Emma does not see the world as it is, but as she prefers it to be; she has a natural knack for building relationships between people… or so she thinks. After one successful pairing of her governess and Mr. Weston, Emma leaps to the conclusion that she can improve the life of Harriet Smith. She insists that Harriet is a gentleman’s daughter, despite a total lack of evidence, and tries to marry her off to the local cleric, Mr. Elton, despite rather foolishly not having a clue about his social-climbing personality (she prefers to think of him as a suitable candidate, rather than seeing him for who he is, a man who will marry above his station and would never marry down, to an illegitimate nobody). She leaps to conclusions all the time, most of the time, choosing the option that isn’t quite correct – she never assumes Frank has any feelings for Jane until she learns more information about him, having spent time with Jane around the same week he was mysteriously absent from his father’s wedding.
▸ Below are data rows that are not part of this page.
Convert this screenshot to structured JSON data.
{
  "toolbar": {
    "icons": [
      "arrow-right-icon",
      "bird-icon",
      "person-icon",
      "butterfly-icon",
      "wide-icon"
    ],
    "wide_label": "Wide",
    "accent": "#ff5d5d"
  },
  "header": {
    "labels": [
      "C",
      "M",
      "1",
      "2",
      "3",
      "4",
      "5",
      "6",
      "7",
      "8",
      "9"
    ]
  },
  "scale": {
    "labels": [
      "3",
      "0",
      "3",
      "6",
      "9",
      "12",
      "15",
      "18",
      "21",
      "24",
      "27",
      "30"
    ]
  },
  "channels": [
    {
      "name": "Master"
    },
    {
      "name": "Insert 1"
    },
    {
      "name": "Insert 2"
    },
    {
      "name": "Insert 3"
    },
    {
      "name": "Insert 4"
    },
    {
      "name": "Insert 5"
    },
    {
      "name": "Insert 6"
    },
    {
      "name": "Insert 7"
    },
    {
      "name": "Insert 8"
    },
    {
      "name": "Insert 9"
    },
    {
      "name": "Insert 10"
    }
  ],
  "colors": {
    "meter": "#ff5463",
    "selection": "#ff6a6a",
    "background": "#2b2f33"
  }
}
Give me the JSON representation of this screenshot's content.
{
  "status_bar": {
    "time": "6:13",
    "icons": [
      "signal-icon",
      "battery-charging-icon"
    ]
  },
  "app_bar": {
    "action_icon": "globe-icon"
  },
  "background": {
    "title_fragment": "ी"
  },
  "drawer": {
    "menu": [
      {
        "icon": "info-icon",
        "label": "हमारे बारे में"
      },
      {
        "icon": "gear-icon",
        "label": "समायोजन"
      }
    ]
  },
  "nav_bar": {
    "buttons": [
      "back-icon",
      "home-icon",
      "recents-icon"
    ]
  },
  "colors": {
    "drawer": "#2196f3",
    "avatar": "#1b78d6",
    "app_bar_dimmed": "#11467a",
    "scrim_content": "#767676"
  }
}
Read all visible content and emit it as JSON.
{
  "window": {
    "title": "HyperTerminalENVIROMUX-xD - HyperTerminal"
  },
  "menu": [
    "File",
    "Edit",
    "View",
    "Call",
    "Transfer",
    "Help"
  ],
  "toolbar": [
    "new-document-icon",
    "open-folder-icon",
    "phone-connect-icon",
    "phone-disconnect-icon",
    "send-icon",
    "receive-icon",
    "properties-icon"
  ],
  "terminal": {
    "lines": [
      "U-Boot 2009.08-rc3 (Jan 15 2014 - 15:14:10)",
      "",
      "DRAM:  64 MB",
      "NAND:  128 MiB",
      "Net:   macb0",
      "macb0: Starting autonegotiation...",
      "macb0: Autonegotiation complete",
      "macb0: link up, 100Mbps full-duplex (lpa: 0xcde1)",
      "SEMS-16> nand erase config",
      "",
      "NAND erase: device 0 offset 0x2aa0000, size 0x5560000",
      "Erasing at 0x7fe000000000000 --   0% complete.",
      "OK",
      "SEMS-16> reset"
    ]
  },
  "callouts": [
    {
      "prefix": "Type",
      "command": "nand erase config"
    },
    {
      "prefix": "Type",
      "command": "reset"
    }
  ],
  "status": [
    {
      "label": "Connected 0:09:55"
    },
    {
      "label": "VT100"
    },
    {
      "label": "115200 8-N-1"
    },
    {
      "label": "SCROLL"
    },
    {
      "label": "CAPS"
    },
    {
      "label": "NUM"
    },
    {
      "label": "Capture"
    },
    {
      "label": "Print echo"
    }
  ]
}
When Harriet tells her that she has fallen in love again, Emma assumes it is to her rescuer from the gypsies, Frank, rather than Mr. Knightley, who a few hours earlier “saved” her at the ball. She repeatedly pushes away from reality, insisting social barriers don’t exist (while being a hypocrite, and using them herself – she could “never associate with a mere farmer,” and would never dream of marrying beneath her station to Mr. Elton, but expects him to marry beneath his!). Emma in this version is way more obvious with her feelings and unable to disguise them, even for the purpose of social interaction, and far less inclined to be persuasive, rather than using bluntness to get her point across. She hates Mrs. Elton and Jane, and makes no effort to pretend otherwise; she rolls her eyes, sighs, and tries to get Miss Bates to be quiet about topics she does not want to hear about, rather than pretending to be interested. She finds it hard to apologize, and uses gifts instead – until she realizes that she has no choice but to undo the mess she has made by interfering with everyone, out of a desire to see them change to suit her ideals. After Mr. Knightley has told her off for insulting Miss Bates at the picnic, Emma hides away to cry by herself, and then tells her father that she has been selfish, rude, and impolite. She rarely talks about her own true feelings, other than to bring the future Mrs. Weston a nice bouquet of flowers and to admit that she doesn’t know how she will get on without her, once she has moved away. When Mr. Knightley is pouring out his heart to her, Emma is only listening—she loves him, but cannot tell him so, and then rather than consoling him, bursts out with “I cannot, because Harriet loves you!” After months of trying to force Harriet to adjust to her mold, she has finally learned how deeply she actually cares about Harriet, enough to want to do what is best for her first. This has come after she has decided she must be a better person. Much to her annoyance, they continue to talk about it. Emma is somewhat attached to her father, and to her home; she would never dream of leaving him alone, because she loves him too much. Emma is prone to being quite blunt, abrupt, and rude; one example being that when her family is happily reminiscing about going to the sea shore and bathing, Emma tersely asks them to stop, because “I have never seen the sea,” and it makes her jealous. Emma shows a desire to wander and see the world, but has never left home, in part because she feels obligated to keep her father happy. She is also terribly neglectful of the details; when Harriet whispers to her that she has fallen in love again, rather than ask her to whom, Emma assumes it’s Frank Churchill. Mr. Knightley also says that she has never been able to dedicate herself to anything that required “patience” in her life, implying that she has a short attention span and very little capacity to focus for very long. She also routinely rejects reality in favor of her preferred version of it.

Enneagram: 2w3 so/sp

Emma assumes herself a better judge of character, a better matchmaker, and a better person than she is. She is vain and proud of her abilities, but also interfering – she assumes she knows what is right for everyone else and sets out to convince, coerce, and push them into the path she sees for them. It’s almost impossible for her to admit when she has been wrong or made a mistake; she will argue and reframe it in a more positive light, before she will break down and accept that she is not the most wonderful person in the world. Mr. Knightley says that despite being a very attractive girl, her “vanity” lies in “another direction,” implying that her pride centers around how useful she is and how helpful she is, and how other people need her to guide them. She even feels she might need to reject Knightley’s proposal, because she could never leave her father alone in the house; it would distress him too much; he needs her to stabilize him. Emma is also competitive, and doesn’t like Jane because whenever she’s present, or being discussed, Emma is no longer the center of attention. She often does things for people that she doesn’t want to do, because it “looks” good (such as inviting the Eltons to dinner, and having Jane and the Bates over as well). And she’s quite offended when people don’t respect her position, give her what’s due to her, or take her family pew in church.